Considering the entries that follow, report how many lines include the string "accel", giving the number alone.

DATA —
§

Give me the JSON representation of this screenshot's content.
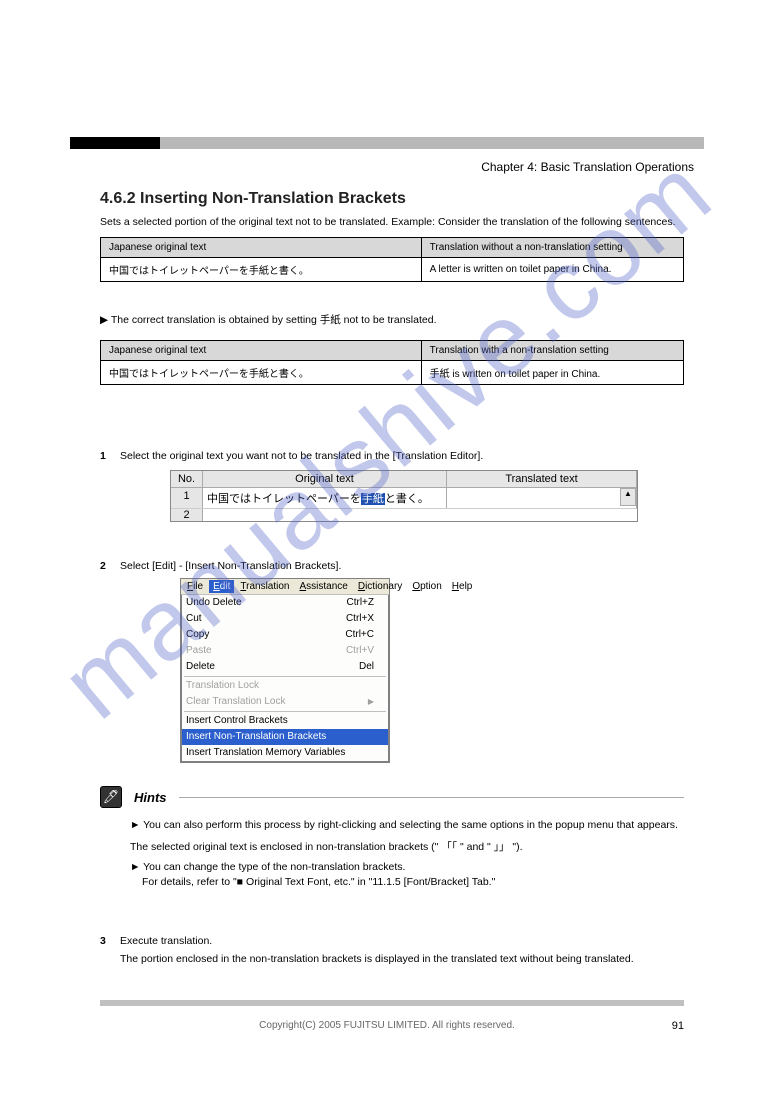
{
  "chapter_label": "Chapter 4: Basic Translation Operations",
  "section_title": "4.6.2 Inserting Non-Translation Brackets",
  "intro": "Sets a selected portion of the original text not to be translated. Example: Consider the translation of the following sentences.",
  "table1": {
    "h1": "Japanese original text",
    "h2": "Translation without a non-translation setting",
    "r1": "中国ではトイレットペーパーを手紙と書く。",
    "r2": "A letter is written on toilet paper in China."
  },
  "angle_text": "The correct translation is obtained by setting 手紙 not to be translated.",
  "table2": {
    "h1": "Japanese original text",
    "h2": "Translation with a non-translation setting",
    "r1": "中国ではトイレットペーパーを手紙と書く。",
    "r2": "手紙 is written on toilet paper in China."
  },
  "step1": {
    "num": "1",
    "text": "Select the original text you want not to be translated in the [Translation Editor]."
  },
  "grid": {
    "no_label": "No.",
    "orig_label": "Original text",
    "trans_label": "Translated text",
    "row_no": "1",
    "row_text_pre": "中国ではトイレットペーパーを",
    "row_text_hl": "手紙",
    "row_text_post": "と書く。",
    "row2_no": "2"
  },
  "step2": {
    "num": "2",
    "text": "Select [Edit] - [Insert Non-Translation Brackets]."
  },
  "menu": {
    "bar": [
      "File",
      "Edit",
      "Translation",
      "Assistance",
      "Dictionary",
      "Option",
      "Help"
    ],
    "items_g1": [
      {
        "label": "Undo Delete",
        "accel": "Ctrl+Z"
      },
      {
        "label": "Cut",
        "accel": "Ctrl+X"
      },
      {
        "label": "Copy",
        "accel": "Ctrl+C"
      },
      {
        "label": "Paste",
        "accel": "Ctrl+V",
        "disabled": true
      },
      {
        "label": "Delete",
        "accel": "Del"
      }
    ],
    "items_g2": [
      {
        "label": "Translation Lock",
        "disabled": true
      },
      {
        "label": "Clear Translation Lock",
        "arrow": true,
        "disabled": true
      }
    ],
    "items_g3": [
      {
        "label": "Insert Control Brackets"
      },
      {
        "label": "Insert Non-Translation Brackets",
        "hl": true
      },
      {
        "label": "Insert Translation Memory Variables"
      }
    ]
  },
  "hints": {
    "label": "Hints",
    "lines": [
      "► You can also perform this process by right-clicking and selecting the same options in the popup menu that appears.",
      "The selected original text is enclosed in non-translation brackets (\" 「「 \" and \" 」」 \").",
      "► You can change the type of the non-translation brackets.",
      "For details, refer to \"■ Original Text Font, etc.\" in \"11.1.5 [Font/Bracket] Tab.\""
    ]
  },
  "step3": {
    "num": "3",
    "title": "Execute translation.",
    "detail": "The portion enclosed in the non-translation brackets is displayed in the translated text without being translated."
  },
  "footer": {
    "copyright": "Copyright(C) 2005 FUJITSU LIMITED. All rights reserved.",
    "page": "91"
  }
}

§

THE ANSWER — 5